Task requirements >> Please print every record below exactly as it reads.

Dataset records
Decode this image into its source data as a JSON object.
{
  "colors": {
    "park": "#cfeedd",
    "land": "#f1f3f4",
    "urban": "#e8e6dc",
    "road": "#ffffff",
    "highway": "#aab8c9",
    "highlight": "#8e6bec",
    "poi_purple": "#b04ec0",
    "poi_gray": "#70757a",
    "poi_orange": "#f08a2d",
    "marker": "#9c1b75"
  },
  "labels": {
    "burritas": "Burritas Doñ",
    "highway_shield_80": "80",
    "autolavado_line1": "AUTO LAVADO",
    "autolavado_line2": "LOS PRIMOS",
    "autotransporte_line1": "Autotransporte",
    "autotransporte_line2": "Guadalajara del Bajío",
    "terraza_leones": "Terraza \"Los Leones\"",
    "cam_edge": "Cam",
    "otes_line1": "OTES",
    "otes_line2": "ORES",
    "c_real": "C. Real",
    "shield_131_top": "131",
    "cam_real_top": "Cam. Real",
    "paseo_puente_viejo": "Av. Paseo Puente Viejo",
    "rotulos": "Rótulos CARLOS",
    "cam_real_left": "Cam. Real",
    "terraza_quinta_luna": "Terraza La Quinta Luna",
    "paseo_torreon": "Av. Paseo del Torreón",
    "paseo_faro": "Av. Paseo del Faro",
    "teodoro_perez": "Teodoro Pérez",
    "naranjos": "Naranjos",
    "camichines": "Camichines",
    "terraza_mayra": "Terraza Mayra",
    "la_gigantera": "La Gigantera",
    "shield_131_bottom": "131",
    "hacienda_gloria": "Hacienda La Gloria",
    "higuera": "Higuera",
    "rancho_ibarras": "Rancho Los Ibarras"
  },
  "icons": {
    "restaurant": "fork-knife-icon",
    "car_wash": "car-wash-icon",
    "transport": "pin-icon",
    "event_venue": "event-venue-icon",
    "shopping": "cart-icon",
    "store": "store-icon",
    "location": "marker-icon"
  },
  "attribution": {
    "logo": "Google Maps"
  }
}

Solution for this task >>
Decode this image into its source data as a JSON object.
{
  "colors": {
    "park": "#cfeedd",
    "land": "#f1f3f4",
    "urban": "#e8e6dc",
    "road": "#ffffff",
    "highway": "#aab8c9",
    "highlight": "#8e6bec",
    "poi_purple": "#b04ec0",
    "poi_gray": "#70757a",
    "poi_orange": "#f08a2d",
    "marker": "#9c1b75"
  },
  "labels": {
    "burritas": "Burritas Doñ",
    "highway_shield_80": "80",
    "autolavado_line1": "AUTO LAVADO",
    "autolavado_line2": "LOS PRIMOS",
    "autotransporte_line1": "Autotransporte",
    "autotransporte_line2": "Guadalajara del Bajío",
    "terraza_leones": "Terraza \"Los Leones\"",
    "cam_edge": "Cam",
    "otes_line1": "OTES",
    "otes_line2": "ORES",
    "c_real": "C. Real",
    "shield_131_top": "131",
    "cam_real_top": "Cam. Real",
    "paseo_puente_viejo": "Av. Paseo Puente Viejo",
    "rotulos": "Rótulos CARLOS",
    "cam_real_left": "Cam. Real",
    "terraza_quinta_luna": "Terraza La Quinta Luna",
    "paseo_torreon": "Av. Paseo del Torreón",
    "paseo_faro": "Av. Paseo del Faro",
    "teodoro_perez": "Teodoro Pérez",
    "naranjos": "Naranjos",
    "camichines": "Camichines",
    "terraza_mayra": "Terraza Mayra",
    "la_gigantera": "La Gigantera",
    "shield_131_bottom": "131",
    "hacienda_gloria": "Hacienda La Gloria",
    "higuera": "Higuera",
    "rancho_ibarras": "Rancho Los Ibarras"
  },
  "icons": {
    "restaurant": "fork-knife-icon",
    "car_wash": "car-wash-icon",
    "transport": "pin-icon",
    "event_venue": "event-venue-icon",
    "shopping": "cart-icon",
    "store": "store-icon",
    "location": "marker-icon"
  },
  "attribution": {
    "logo": "Google Maps"
  }
}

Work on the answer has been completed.